The obituaries were keen to point out that Killen was admired by people on both sides of politics. Based on Noeline Brown’s memoir, it’s fair to say that Killen also wanted to love people on both sides of politics, as the actress and two-time Labor candidate recounted the following from 1982:
I was asked to go down to Melbourne for an industry awards night and the Hon Jim Killen, who was once the president of the Liberal Party, Minister for the Navy and Minister for Defence, was also invited.
We were seated together, with his wife and five other people, for what turned out to be a very long night. Dinner and drinks were served and Jim was getting friendly. “My God, you’re a beautiful woman,” he said to me several times during the course of the meal. After dinner we both had to go to the backstage area of the function centre to wait for our cues. “My God you’re a beautiful woman,” he repeated as he lurched forward. His wife suddenly appeared, and stepped between the two of us, saying, “It’s not your fault, dear. He’s a silly old bastard.”

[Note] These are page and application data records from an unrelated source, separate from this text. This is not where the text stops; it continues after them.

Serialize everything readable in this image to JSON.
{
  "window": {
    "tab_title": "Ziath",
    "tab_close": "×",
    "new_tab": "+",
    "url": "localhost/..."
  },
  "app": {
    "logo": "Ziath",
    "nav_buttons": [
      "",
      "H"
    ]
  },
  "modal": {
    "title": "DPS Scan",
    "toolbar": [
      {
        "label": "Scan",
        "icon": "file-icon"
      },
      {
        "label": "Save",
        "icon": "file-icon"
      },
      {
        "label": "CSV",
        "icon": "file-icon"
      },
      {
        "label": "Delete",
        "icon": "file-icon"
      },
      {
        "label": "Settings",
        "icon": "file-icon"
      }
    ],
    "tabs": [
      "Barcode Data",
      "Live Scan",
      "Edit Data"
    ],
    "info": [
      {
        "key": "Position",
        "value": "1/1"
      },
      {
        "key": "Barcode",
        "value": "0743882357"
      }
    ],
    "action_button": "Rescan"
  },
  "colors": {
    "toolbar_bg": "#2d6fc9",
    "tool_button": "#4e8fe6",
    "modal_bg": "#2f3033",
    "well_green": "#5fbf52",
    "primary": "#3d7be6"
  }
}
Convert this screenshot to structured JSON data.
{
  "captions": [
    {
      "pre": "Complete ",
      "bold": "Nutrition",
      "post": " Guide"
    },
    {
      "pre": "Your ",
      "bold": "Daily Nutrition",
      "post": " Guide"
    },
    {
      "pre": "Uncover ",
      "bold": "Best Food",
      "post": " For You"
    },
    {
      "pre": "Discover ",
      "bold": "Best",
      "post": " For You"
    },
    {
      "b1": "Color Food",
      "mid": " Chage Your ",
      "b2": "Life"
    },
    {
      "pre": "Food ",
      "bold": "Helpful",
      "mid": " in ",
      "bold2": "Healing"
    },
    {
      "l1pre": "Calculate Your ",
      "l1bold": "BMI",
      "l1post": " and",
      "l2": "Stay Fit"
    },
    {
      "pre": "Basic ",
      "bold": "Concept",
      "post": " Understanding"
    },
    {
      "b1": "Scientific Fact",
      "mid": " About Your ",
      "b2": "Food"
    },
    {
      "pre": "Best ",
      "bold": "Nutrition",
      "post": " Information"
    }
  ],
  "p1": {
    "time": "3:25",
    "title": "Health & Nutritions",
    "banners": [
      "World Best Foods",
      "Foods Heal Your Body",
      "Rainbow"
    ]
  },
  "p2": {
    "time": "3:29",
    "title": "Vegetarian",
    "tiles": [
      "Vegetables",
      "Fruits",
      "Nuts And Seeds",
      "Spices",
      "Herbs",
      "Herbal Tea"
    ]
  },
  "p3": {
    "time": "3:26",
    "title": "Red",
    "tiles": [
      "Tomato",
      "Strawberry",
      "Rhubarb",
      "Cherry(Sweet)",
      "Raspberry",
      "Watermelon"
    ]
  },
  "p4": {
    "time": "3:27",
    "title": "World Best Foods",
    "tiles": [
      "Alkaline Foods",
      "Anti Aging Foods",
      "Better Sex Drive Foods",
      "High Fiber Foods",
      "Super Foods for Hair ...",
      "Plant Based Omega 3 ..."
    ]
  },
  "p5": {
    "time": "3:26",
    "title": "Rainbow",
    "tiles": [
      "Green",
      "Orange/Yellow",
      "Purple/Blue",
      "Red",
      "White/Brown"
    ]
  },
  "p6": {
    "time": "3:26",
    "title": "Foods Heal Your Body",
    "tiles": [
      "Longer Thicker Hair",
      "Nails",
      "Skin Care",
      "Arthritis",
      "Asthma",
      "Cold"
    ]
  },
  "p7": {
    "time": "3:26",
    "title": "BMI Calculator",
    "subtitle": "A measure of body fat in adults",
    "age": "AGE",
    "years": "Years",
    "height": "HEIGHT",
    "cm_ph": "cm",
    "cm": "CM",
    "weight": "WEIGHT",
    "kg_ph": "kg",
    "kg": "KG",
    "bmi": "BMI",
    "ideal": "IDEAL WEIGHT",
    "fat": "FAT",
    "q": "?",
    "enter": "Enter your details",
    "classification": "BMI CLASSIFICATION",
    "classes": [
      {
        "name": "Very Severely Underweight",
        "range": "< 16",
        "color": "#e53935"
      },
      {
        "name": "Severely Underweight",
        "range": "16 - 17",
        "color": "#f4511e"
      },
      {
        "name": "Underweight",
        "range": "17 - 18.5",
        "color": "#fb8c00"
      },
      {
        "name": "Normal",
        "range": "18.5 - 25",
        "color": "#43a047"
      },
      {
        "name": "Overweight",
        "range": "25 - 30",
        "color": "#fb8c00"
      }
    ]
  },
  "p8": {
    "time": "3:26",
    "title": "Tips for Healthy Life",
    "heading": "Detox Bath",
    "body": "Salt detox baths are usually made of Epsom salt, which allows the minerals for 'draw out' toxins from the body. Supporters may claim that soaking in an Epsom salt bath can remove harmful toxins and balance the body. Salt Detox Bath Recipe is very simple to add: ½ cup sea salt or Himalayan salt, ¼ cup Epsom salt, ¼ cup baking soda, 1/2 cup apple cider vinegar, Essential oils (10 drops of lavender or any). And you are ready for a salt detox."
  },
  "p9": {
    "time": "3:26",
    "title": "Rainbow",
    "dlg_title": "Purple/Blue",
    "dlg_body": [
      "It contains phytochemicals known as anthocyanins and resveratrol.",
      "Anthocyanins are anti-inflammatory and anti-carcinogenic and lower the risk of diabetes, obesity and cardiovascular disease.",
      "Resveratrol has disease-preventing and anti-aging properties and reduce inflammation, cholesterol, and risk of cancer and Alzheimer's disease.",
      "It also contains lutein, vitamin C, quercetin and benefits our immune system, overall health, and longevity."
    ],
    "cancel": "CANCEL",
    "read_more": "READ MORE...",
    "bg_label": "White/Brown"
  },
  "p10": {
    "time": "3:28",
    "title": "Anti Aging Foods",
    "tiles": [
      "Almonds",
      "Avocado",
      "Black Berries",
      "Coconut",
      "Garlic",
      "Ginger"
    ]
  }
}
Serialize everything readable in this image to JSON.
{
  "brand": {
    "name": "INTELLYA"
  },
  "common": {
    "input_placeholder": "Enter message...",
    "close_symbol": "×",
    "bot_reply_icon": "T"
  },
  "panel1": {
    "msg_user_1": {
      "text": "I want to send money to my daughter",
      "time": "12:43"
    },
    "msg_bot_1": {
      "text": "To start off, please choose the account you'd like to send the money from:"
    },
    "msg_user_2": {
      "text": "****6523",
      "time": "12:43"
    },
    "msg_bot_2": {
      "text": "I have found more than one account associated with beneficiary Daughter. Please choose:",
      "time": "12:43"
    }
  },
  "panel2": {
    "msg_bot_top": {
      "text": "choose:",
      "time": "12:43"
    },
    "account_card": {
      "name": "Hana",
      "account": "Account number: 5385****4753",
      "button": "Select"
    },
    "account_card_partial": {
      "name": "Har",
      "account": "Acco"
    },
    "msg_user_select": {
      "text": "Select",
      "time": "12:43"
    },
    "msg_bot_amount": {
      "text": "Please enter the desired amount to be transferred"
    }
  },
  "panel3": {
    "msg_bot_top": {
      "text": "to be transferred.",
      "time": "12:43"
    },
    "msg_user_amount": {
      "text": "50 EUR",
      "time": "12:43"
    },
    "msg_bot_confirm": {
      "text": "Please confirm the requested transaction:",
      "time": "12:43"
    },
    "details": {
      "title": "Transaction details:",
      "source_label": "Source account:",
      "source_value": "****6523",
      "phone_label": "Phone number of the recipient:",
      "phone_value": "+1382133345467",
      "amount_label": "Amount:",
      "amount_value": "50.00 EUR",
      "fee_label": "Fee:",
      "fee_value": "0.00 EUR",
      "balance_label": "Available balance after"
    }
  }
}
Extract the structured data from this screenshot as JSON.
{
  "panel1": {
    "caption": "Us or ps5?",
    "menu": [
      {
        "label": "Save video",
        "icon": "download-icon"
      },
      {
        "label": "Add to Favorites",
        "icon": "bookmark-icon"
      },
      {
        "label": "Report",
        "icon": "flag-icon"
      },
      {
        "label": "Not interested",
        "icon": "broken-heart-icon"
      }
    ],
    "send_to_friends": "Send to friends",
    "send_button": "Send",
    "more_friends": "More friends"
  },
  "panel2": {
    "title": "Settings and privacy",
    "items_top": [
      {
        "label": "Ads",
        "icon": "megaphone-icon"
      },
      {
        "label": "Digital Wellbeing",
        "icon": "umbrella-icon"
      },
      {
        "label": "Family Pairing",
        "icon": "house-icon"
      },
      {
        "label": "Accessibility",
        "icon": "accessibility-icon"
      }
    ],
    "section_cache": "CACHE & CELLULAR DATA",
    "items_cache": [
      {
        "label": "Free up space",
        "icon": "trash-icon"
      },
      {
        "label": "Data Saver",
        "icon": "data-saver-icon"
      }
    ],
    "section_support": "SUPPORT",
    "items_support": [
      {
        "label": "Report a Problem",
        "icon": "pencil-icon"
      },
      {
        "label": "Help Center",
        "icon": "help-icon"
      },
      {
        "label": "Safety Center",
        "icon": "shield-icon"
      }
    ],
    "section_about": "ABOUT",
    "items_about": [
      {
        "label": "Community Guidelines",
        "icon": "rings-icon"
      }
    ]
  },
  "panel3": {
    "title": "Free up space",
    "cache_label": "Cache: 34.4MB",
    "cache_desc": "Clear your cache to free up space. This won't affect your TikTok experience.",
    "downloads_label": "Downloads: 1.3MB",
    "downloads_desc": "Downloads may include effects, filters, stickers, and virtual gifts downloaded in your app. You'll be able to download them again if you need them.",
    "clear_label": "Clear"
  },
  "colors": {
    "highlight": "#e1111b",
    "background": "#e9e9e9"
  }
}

You would think that having already been knighted and gonged with an AO, someone who spent the late 1990s on the board of a Townsville casino company wouldn’t be top of your list for an even high honour.
But no, the man who vociferously backed John Howard over Andrew Peacock went up a division in 2004 and the PM even announced his death.
The obits were even talking up his bulldust, pointing out that for 25 years he perpetuated a myth that Menzies rang and said “Killen, you are magnificent” after he held on to Moreton by 120 votes in the 1961 cliffhanger election.
Killen may be have been a good drinker, joker and sometime old lech, but that doesn’t make him someone who did fabulous things for the country and deserved to receive an even higher honour 21 years after leaving Parliament.
He did serve in Cabinet with John Howard for all of the Fraser years but was hardly an inspiring Minister in a reforming government. The ADF is his greatest policy legacy but he’s better remembered for his practical jokes and tomfoolery.